* WHAT TO DO
Report how many lines in the records below contain the word "name". Nothing else belongs in the answer.

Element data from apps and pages
:::::
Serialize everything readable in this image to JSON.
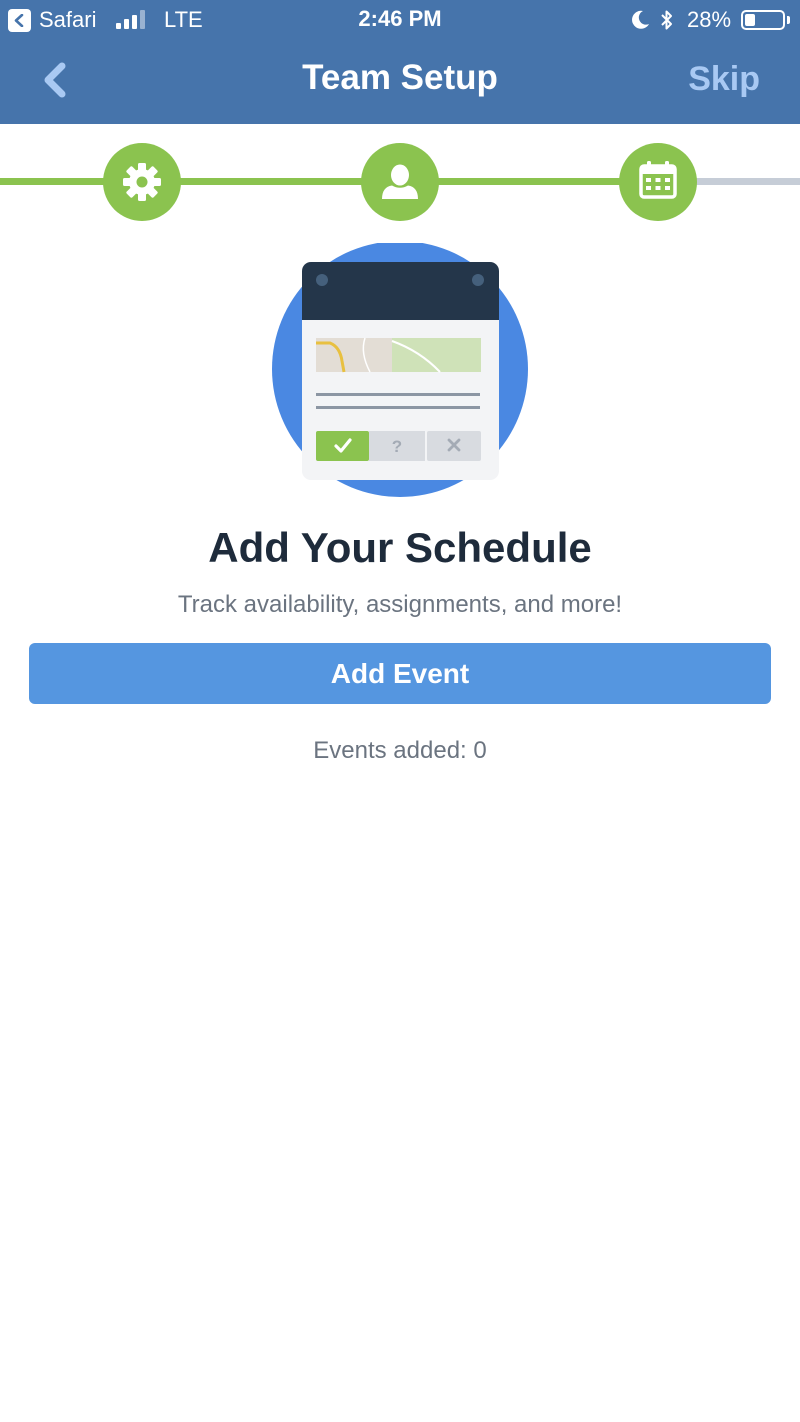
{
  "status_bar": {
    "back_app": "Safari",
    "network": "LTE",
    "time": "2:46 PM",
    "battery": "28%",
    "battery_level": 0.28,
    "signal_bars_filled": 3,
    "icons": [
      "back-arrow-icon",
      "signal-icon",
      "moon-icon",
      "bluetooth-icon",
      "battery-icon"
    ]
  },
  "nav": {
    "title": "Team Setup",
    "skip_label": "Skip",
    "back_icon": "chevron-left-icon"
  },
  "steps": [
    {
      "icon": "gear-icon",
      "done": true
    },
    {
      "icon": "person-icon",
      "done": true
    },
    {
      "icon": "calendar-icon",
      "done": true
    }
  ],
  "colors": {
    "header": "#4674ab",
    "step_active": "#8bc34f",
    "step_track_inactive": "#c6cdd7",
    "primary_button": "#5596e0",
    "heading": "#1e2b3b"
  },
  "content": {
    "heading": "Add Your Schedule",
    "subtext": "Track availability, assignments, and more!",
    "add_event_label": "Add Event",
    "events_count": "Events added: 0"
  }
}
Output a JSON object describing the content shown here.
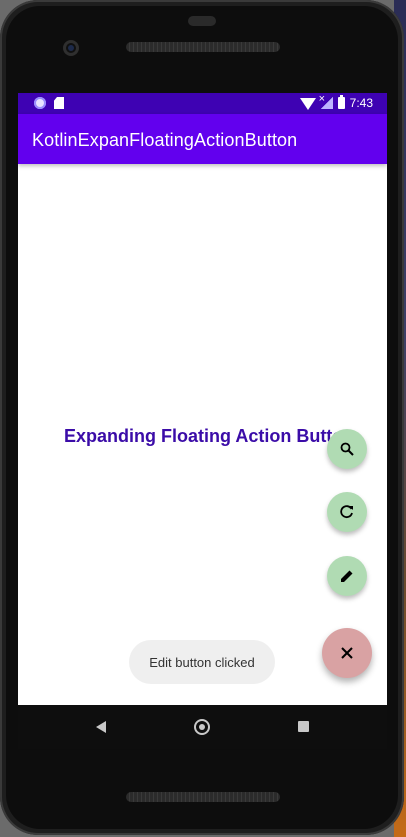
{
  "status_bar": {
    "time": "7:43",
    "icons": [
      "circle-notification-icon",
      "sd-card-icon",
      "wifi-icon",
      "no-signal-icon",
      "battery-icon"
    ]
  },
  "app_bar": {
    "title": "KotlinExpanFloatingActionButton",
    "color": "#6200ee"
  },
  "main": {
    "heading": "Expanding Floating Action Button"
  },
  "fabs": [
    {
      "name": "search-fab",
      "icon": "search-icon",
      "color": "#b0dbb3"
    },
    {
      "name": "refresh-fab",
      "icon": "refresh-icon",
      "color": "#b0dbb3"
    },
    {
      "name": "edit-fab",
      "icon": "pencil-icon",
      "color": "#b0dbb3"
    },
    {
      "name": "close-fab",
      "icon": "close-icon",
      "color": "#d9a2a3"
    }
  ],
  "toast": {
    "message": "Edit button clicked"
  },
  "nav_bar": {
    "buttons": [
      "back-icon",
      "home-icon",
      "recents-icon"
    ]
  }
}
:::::
* REPLY
4